Overall, the city’s closed water softening system is a big money-saver.
“We make more quicklime than we use at our water plants. And we sell the excess calcium oxide or quicklime to other water treatment plants,” he said. Quicklime sells for $105 to $150 per ton, and most municipalities purchase quicklime for water softening; the only other municipal water system Van Atta knows of that recycles lime is Miami-Dade in Florida.
The Dayton lime plant is in the midst of expanding its capacity in order to join with the cities of Troy and Middletown, who will send their lime sludge to the plant to be recycled. The $3 million update begins construction this year and should be complete by the end of 2015.
As for the question of why the lagoon is so close to the Route 4 freeway, the freeway didn’t actually go up until 1959, after the city started softening water and recycling the sludge. So, it’s likely that when the lagoon first went in it wasn’t quite as visible from the road. Van Atta also says it’s possible quicklime from the Dayton plant was used to build the new Route 4 in the 50s; lime can be used to stabilize mud when constructing a foundation for a road or building.
Why so blue?
The blue lagoon is there to store lime sludge, but why is it that Caribbean color?
It’s fairly simple: calcium carbonate, the fine limestone powder in the water, reflects the sunlight back and intensifies the naturally blue shade of water.
"Very, very small white particles will also scatter blue light very efficiently."
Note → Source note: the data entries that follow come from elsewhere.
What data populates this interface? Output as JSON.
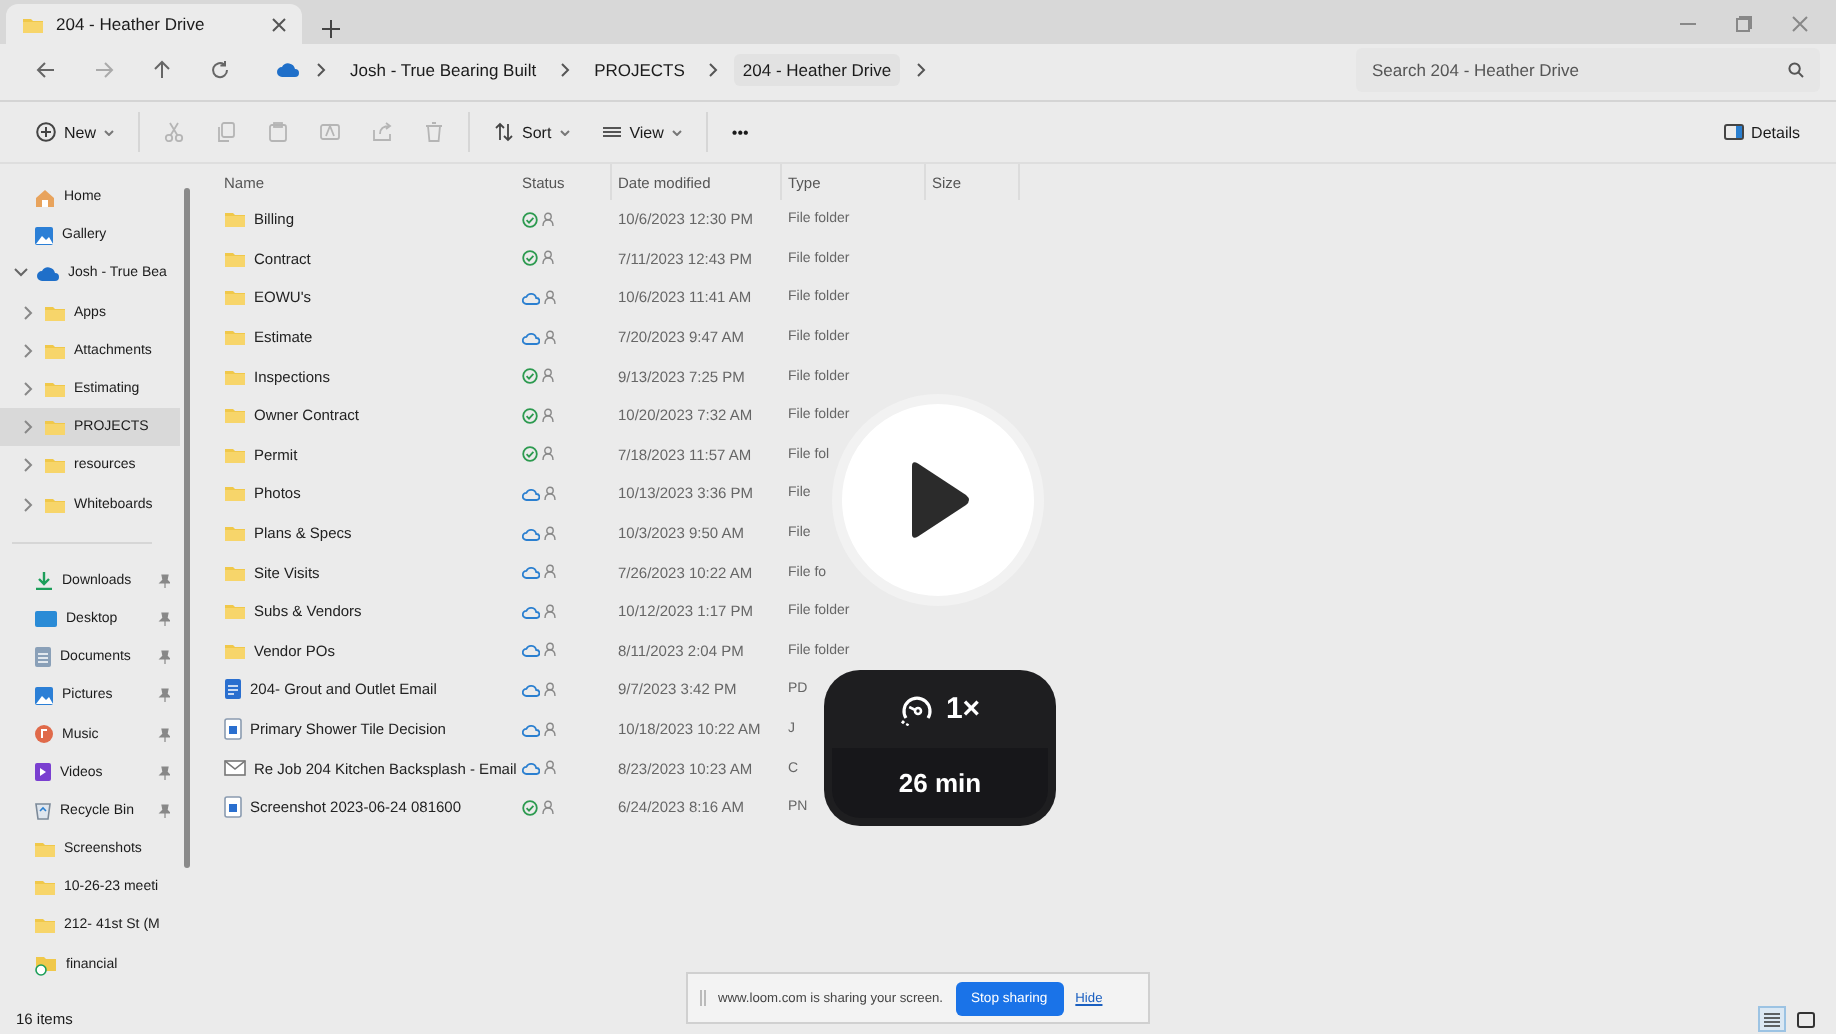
{
  "window": {
    "tab_title": "204 - Heather Drive"
  },
  "address_bar": {
    "breadcrumbs": [
      "Josh - True Bearing Built",
      "PROJECTS",
      "204 - Heather Drive"
    ],
    "search_placeholder": "Search 204 - Heather Drive"
  },
  "toolbar": {
    "new_label": "New",
    "sort_label": "Sort",
    "view_label": "View",
    "more_label": "•••",
    "details_label": "Details"
  },
  "sidebar": {
    "tree": [
      {
        "label": "Home",
        "kind": "home"
      },
      {
        "label": "Gallery",
        "kind": "gallery"
      },
      {
        "label": "Josh - True Bea",
        "kind": "cloud",
        "expanded": true,
        "children": [
          {
            "label": "Apps",
            "kind": "folder",
            "expanded": false,
            "selected": false
          },
          {
            "label": "Attachments",
            "kind": "folder",
            "expanded": false,
            "selected": false
          },
          {
            "label": "Estimating",
            "kind": "folder",
            "expanded": false,
            "selected": false
          },
          {
            "label": "PROJECTS",
            "kind": "folder",
            "expanded": false,
            "selected": true
          },
          {
            "label": "resources",
            "kind": "folder",
            "expanded": false,
            "selected": false
          },
          {
            "label": "Whiteboards",
            "kind": "folder",
            "expanded": false,
            "selected": false
          }
        ]
      }
    ],
    "quick_access": [
      {
        "label": "Downloads",
        "kind": "downloads",
        "pinned": true
      },
      {
        "label": "Desktop",
        "kind": "desktop",
        "pinned": true
      },
      {
        "label": "Documents",
        "kind": "documents",
        "pinned": true
      },
      {
        "label": "Pictures",
        "kind": "pictures",
        "pinned": true
      },
      {
        "label": "Music",
        "kind": "music",
        "pinned": true
      },
      {
        "label": "Videos",
        "kind": "videos",
        "pinned": true
      },
      {
        "label": "Recycle Bin",
        "kind": "recycle",
        "pinned": true
      },
      {
        "label": "Screenshots",
        "kind": "folder",
        "pinned": false
      },
      {
        "label": "10-26-23 meeti",
        "kind": "folder",
        "pinned": false
      },
      {
        "label": "212- 41st St (M",
        "kind": "folder",
        "pinned": false
      },
      {
        "label": "financial",
        "kind": "synced-folder",
        "pinned": false
      }
    ]
  },
  "table": {
    "columns": [
      "Name",
      "Status",
      "Date modified",
      "Type",
      "Size"
    ],
    "rows": [
      {
        "name": "Billing",
        "kind": "folder",
        "synced": true,
        "date": "10/6/2023 12:30 PM",
        "type": "File folder"
      },
      {
        "name": "Contract",
        "kind": "folder",
        "synced": true,
        "date": "7/11/2023 12:43 PM",
        "type": "File folder"
      },
      {
        "name": "EOWU's",
        "kind": "folder",
        "synced": false,
        "date": "10/6/2023 11:41 AM",
        "type": "File folder"
      },
      {
        "name": "Estimate",
        "kind": "folder",
        "synced": false,
        "date": "7/20/2023 9:47 AM",
        "type": "File folder"
      },
      {
        "name": "Inspections",
        "kind": "folder",
        "synced": true,
        "date": "9/13/2023 7:25 PM",
        "type": "File folder"
      },
      {
        "name": "Owner Contract",
        "kind": "folder",
        "synced": true,
        "date": "10/20/2023 7:32 AM",
        "type": "File folder"
      },
      {
        "name": "Permit",
        "kind": "folder",
        "synced": true,
        "date": "7/18/2023 11:57 AM",
        "type": "File fol"
      },
      {
        "name": "Photos",
        "kind": "folder",
        "synced": false,
        "date": "10/13/2023 3:36 PM",
        "type": "File"
      },
      {
        "name": "Plans & Specs",
        "kind": "folder",
        "synced": false,
        "date": "10/3/2023 9:50 AM",
        "type": "File"
      },
      {
        "name": "Site Visits",
        "kind": "folder",
        "synced": false,
        "date": "7/26/2023 10:22 AM",
        "type": "File fo"
      },
      {
        "name": "Subs & Vendors",
        "kind": "folder",
        "synced": false,
        "date": "10/12/2023 1:17 PM",
        "type": "File folder"
      },
      {
        "name": "Vendor POs",
        "kind": "folder",
        "synced": false,
        "date": "8/11/2023 2:04 PM",
        "type": "File folder"
      },
      {
        "name": "204- Grout and Outlet Email",
        "kind": "pdf",
        "synced": false,
        "date": "9/7/2023 3:42 PM",
        "type": "PD"
      },
      {
        "name": "Primary Shower Tile Decision",
        "kind": "image",
        "synced": false,
        "date": "10/18/2023 10:22 AM",
        "type": "J"
      },
      {
        "name": "Re Job 204 Kitchen Backsplash - Email",
        "kind": "email",
        "synced": false,
        "date": "8/23/2023 10:23 AM",
        "type": "C"
      },
      {
        "name": "Screenshot 2023-06-24 081600",
        "kind": "image",
        "synced": true,
        "date": "6/24/2023 8:16 AM",
        "type": "PN"
      }
    ]
  },
  "status_bar": {
    "item_count": "16 items",
    "view_modes": [
      {
        "kind": "details",
        "selected": true
      },
      {
        "kind": "tiles",
        "selected": false
      }
    ]
  },
  "player": {
    "speed": "1×",
    "duration": "26 min"
  },
  "share_bar": {
    "message": "www.loom.com is sharing your screen.",
    "stop_label": "Stop sharing",
    "hide_label": "Hide"
  }
}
“Water molecules scatter blue light back out of the water much more efficiently than they scatter any other color,” said James Yoder with the Woods Hole Oceanographic Institute. Translation: water is blue.
“Very, very small white particles will also scatter blue light very efficiently, and that might even cause an intensification of the blue color or slightly change it to a different shade of blue,” he added. Translation: pale sediments like limestone or discarded shells make water look extra, super blue.
Basically, that aquamarine on a postcard from Florida is probably blue for the same reason as the Dayton sludge pond.
Is it dangerous or toxic?
The substance in the lagoon is just extremely hard water, which can dry out your skin, but isn’t likely to burn it off. But as for hanging out and sunbathing next to the blue lagoon, or taking a dive once in a while, Phil Van Atta says, please don’t. The water’s not toxic, but you could easily get stuck in the lime sludge.
“It’s not really conducive to that sort of thing,” he said. “It’s not the best place to hang out, you know. I would recommend going to a state park.”
If you’re really eager to try out hard-water diving, just check out southern Indiana, the limestone mining capital of the world. The area around Bloomington offers limestone tours with views of the state’s many abandoned quarries, which are varying shades of deep blue and aquamarine reminiscent of Dayton’s blue lagoon.
“It’s still a very thriving industry here locally,” said Julie Warren with Visit Bloomington. The Empire State building was largely built with Indiana limestone, as was the National Cathedral and parts of the Pentagon.
And there’s a bit of a tradition in Indiana: groups of young people go out to the quarries and cliff-jump, not that anyone’s recommending it.
“It’s totally illegal, you’re not supposed to do it,” Warren said, but just check it out on YouTube or in the 1970s movie Breaking Away. The danger, again, isn’t the water quality but the possibility of hitting your head on a rock or drowning.
So, save the beach towels for that trip to Florida—but enjoy the glow of the blue lagoon.
WYSO Curious is our growing, changing series driven by your questions and curiosities about the Miami Valley. Is there something you’ve always wondered about the Miami Valley’s history, people, culture, economy, politics, or environment? Send in a question now, and check back to see which questions we’re considering.